The first job on site was a temporary modification so that we can have our gas bottles delivered.
The gas company is becoming picky about a perceived safety issue and at this rate I will soon run out of hot water.
This took me about an hour and at this point the air con technician arrived.
I have a small Daikin air conditioner in the garage area.
If it was working it would be wonderful to give me a little bit of warmth on the nights that I stay over on site.
However, it is a bit long in the tooth and probably 20 years old.
The verdict was that the whole system would need replacing.
We will get a quote and see if we can afford to proceed. While we are at it we would move the outlet unit to a much more suitable place.
My next job was to move the television antenna to another place.
Currently it is clamped to one of the back wall columns and is preventing me from applying the building wrap.
I had to climb up on top of the second temporary roof, disconnect the feed and remove the unit from its supporting pole.
This was enough to allow me to unclamp the pole and move it to a different anchorage.
At this point Jim and Sandy visited and I drafted them in to helping hoist the mounting pole up to its new position.
Finally in the afternoon I could make a start on the building wrap.
The remnants poking out from the cladding on the East side of the building were a bit tattered and torn.
I very carefully folded them over the top of the new back wall warp.
Then applied a completely new corner strip starting from the veranda up.
This took quite a lot of careful work and by now it was too dark to do anything else.
I stayed overnight and was up at 6.00 am and outside by 7.00 am.
I worked on wrapping the four steel / timber columns and also the small stud frames at each end.
With the very publicised storm coming in, I worked as late as I could up to 1.00 pm.
There were very strong winds and the start of light drizzle.
I thought I should drive home while the roads were still accessible so I packed up and left around 2.00 pm.
At this stage I don't know how well the tarpaulins survived and if there was any flooding or water damage.
I might make a visit out to site today (Monday) just to check.
Late afternoon I nipped out to site to see if there was any major water problems.
Everything was fine. Even the tarpaulins were fully intact.
In the morning I moved the first of the door frames to a working position in to prepare it for installation.
The first step was to route a small groove 25 mm in from the front face of the frame, on to each external surface of the jambs to accept flashing.
After this I applied the first coat of primer.
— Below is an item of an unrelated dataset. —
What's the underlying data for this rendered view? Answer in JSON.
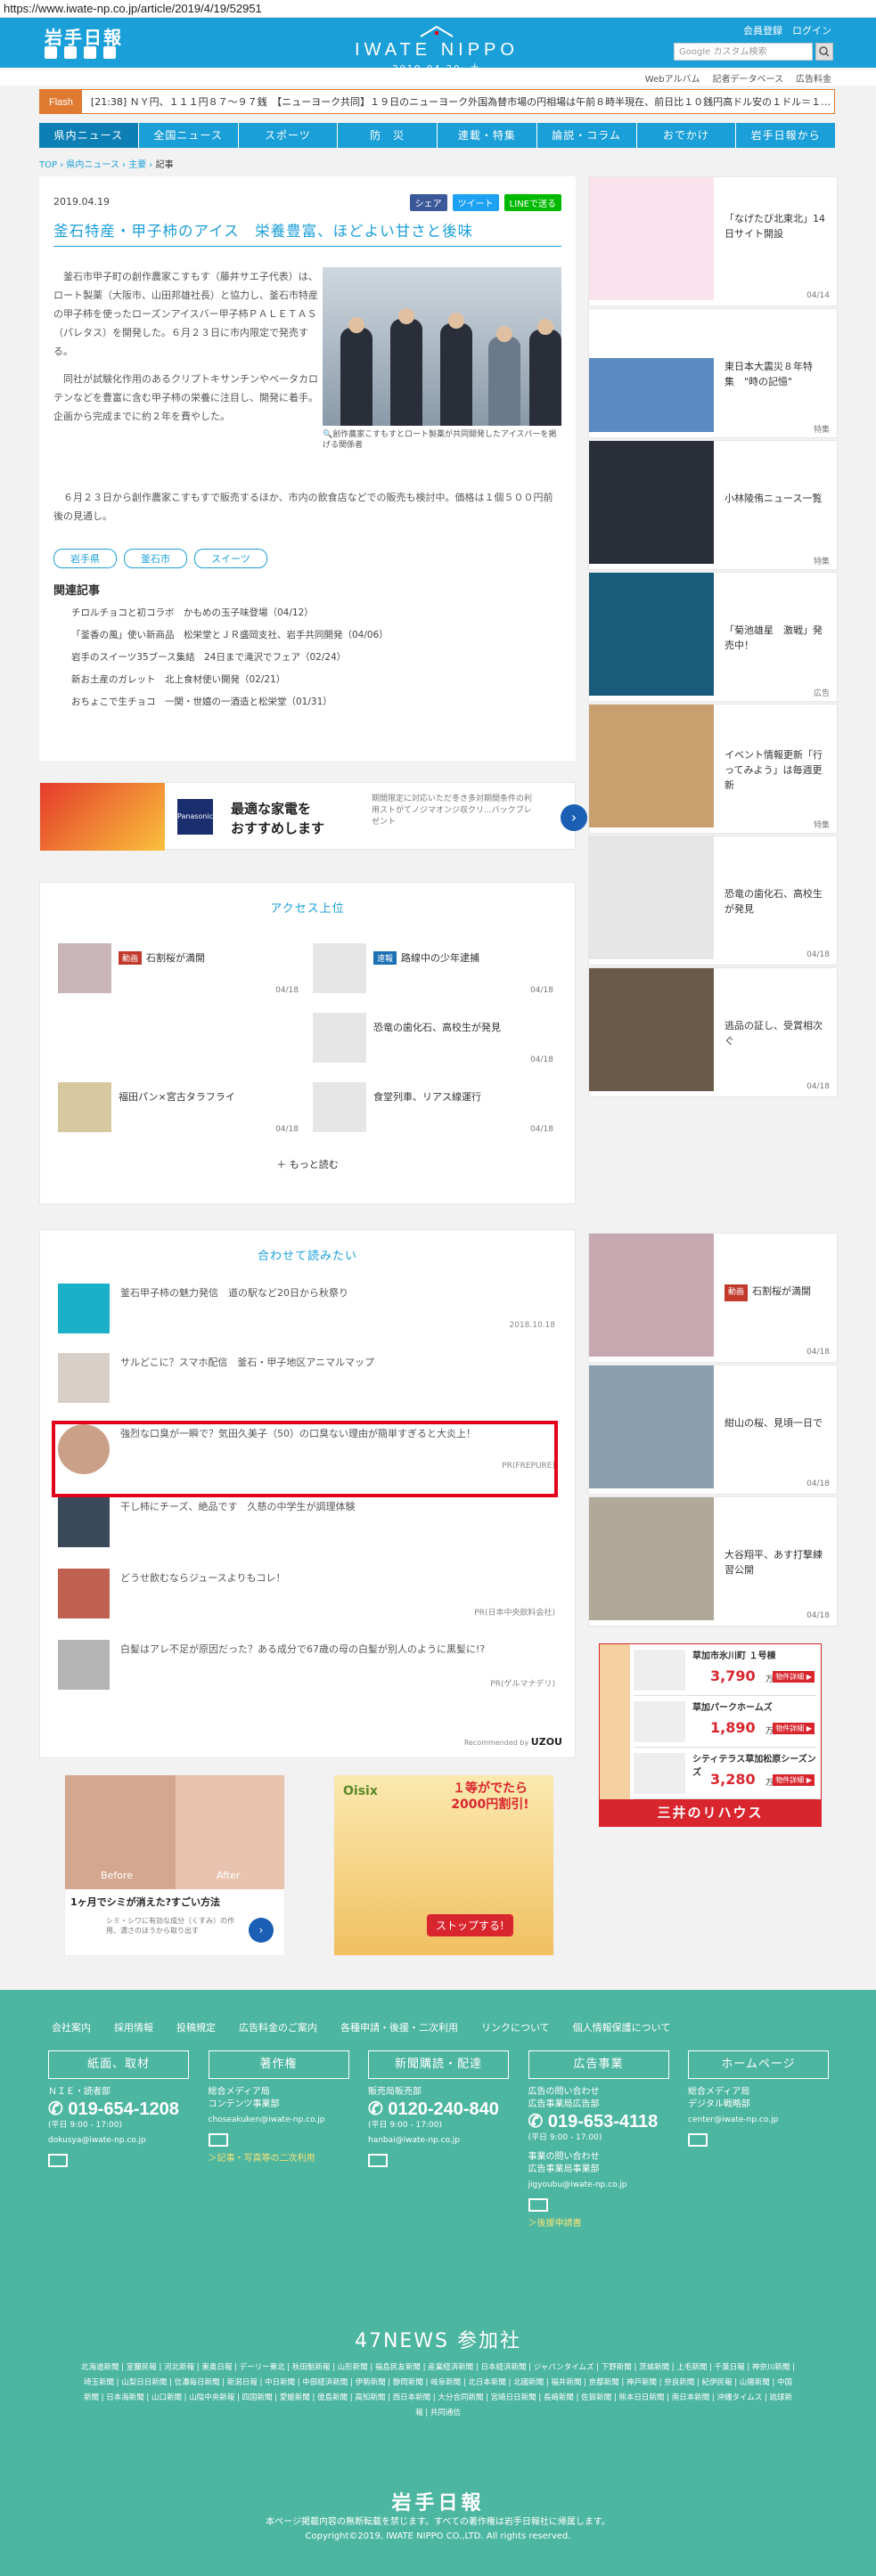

In the afternoon I headed out to site to dismantle the set of steps that served me so well when installing the loft floorboards.
These steps are very heavy and almost impossible to move. At the moment I cannot move anything past them and I really need an easy access way to bring in the door frames for installation.
I made good progress and the steps came apart easily.
I have one last small structure to dismantle but the rain started to come in and it was 5.30 pm - so I headed home.
Thursday / Friday
I have been really wanting to apply a second coat of primer to the first door frame but we have had constant rain and storms - so this has not been possible.
All three of our verandas, at our residence in Mundaring, are chock-a-block with building rubbish. The space where I am working on the frame is very close to the edge of the veranda and cops any bad weather.
I keep having to throw a tarpaulin over the frame to protect it from the rain.
This brings me to a side project I am working on.
I really wonder if I am crazy creating this extra work for myself.
The back wall at Wooroloo is very vulnerable to bad weather. I have protected it with black builder's plastic held down with timbers and bricks, and also hanging tarpaulins.
So far I have been lucky and not had any water ingress.
However, once I have the door frames installed, there is still a lot of work to prepare the double doors and install them.
Also - I have not done this type of work before and I am a bit nervous to start on it.
I do have someone in mind to come and help me install them - maybe next summer and if Covid19 is under control, and if they are still available.
However, in the meantime, I just want to install simple infills (like I did for the front bay windows) and make the street level water tight as quickly as possible.
To this purpose I have purchased 7 sheets of very thin ply (3 mm thick) 2400 x 1200.
I intend to paint these with some cheap paint to make them weather proof and mount them on to light frames that will slip in to each door frame.
This week I started on the frame for the first door.
I do not want to purchase any expensive framing timbers and I have been casting around for anything already at hand.
I have quite a few narrow pieces of chipboard that are 2400 long.
Each piece can be ripped down in half and combined to make a 36 mm thick beam.
Also, simple corner joints can be formed by cutting out an 18 mm piece from one layer of the beam.
To create the beams I have used liquid nails and copious brad nailing using a gun.
No particular strength is required and these frames will be temporarily fixed inside the door frames.
I spent Thursday and Friday preparing 2 uprights, a top and bottom piece and two intermediate cross pieces.
I carefully fitted each piece inside the door frame as well as some extra 10 mm pieces to deal with the unusual profile of the door jambs.